> TASK TO CARRY OUT
Give back the listing word for word, from top to bottom.

========================================================================

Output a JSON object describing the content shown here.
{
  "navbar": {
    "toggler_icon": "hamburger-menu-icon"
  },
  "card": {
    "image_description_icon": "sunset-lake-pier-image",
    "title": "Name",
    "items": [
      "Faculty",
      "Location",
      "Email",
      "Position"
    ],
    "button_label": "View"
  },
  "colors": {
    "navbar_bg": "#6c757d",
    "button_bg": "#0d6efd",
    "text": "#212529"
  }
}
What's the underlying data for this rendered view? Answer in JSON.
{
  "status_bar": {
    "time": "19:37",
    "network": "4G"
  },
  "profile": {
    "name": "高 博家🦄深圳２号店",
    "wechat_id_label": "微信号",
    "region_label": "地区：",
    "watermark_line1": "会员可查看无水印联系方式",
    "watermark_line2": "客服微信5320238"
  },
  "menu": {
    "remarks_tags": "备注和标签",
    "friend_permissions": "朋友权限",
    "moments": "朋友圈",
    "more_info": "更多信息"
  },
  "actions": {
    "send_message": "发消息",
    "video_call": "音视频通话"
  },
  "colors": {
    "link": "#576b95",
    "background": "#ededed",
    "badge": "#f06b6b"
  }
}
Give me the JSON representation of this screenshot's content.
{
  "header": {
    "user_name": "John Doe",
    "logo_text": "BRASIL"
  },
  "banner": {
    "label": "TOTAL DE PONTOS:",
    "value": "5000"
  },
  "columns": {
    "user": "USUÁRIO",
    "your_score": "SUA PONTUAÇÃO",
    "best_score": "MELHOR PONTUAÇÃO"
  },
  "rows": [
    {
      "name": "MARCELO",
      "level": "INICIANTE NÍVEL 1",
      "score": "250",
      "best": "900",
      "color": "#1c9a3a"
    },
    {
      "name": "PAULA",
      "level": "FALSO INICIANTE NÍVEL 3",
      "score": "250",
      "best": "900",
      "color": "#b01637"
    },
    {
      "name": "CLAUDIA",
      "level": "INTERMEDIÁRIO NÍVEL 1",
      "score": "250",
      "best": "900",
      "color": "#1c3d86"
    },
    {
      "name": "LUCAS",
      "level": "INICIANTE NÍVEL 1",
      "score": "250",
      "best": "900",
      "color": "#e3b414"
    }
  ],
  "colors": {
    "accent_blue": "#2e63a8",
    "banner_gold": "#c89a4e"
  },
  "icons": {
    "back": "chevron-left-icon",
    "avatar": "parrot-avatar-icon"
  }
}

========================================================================

> ANSWER SECTION
Output a JSON object describing the content shown here.
{
  "navbar": {
    "toggler_icon": "hamburger-menu-icon"
  },
  "card": {
    "image_description_icon": "sunset-lake-pier-image",
    "title": "Name",
    "items": [
      "Faculty",
      "Location",
      "Email",
      "Position"
    ],
    "button_label": "View"
  },
  "colors": {
    "navbar_bg": "#6c757d",
    "button_bg": "#0d6efd",
    "text": "#212529"
  }
}
What's the underlying data for this rendered view? Answer in JSON.
{
  "status_bar": {
    "time": "19:37",
    "network": "4G"
  },
  "profile": {
    "name": "高 博家🦄深圳２号店",
    "wechat_id_label": "微信号",
    "region_label": "地区：",
    "watermark_line1": "会员可查看无水印联系方式",
    "watermark_line2": "客服微信5320238"
  },
  "menu": {
    "remarks_tags": "备注和标签",
    "friend_permissions": "朋友权限",
    "moments": "朋友圈",
    "more_info": "更多信息"
  },
  "actions": {
    "send_message": "发消息",
    "video_call": "音视频通话"
  },
  "colors": {
    "link": "#576b95",
    "background": "#ededed",
    "badge": "#f06b6b"
  }
}
Give me the JSON representation of this screenshot's content.
{
  "header": {
    "user_name": "John Doe",
    "logo_text": "BRASIL"
  },
  "banner": {
    "label": "TOTAL DE PONTOS:",
    "value": "5000"
  },
  "columns": {
    "user": "USUÁRIO",
    "your_score": "SUA PONTUAÇÃO",
    "best_score": "MELHOR PONTUAÇÃO"
  },
  "rows": [
    {
      "name": "MARCELO",
      "level": "INICIANTE NÍVEL 1",
      "score": "250",
      "best": "900",
      "color": "#1c9a3a"
    },
    {
      "name": "PAULA",
      "level": "FALSO INICIANTE NÍVEL 3",
      "score": "250",
      "best": "900",
      "color": "#b01637"
    },
    {
      "name": "CLAUDIA",
      "level": "INTERMEDIÁRIO NÍVEL 1",
      "score": "250",
      "best": "900",
      "color": "#1c3d86"
    },
    {
      "name": "LUCAS",
      "level": "INICIANTE NÍVEL 1",
      "score": "250",
      "best": "900",
      "color": "#e3b414"
    }
  ],
  "colors": {
    "accent_blue": "#2e63a8",
    "banner_gold": "#c89a4e"
  },
  "icons": {
    "back": "chevron-left-icon",
    "avatar": "parrot-avatar-icon"
  }
}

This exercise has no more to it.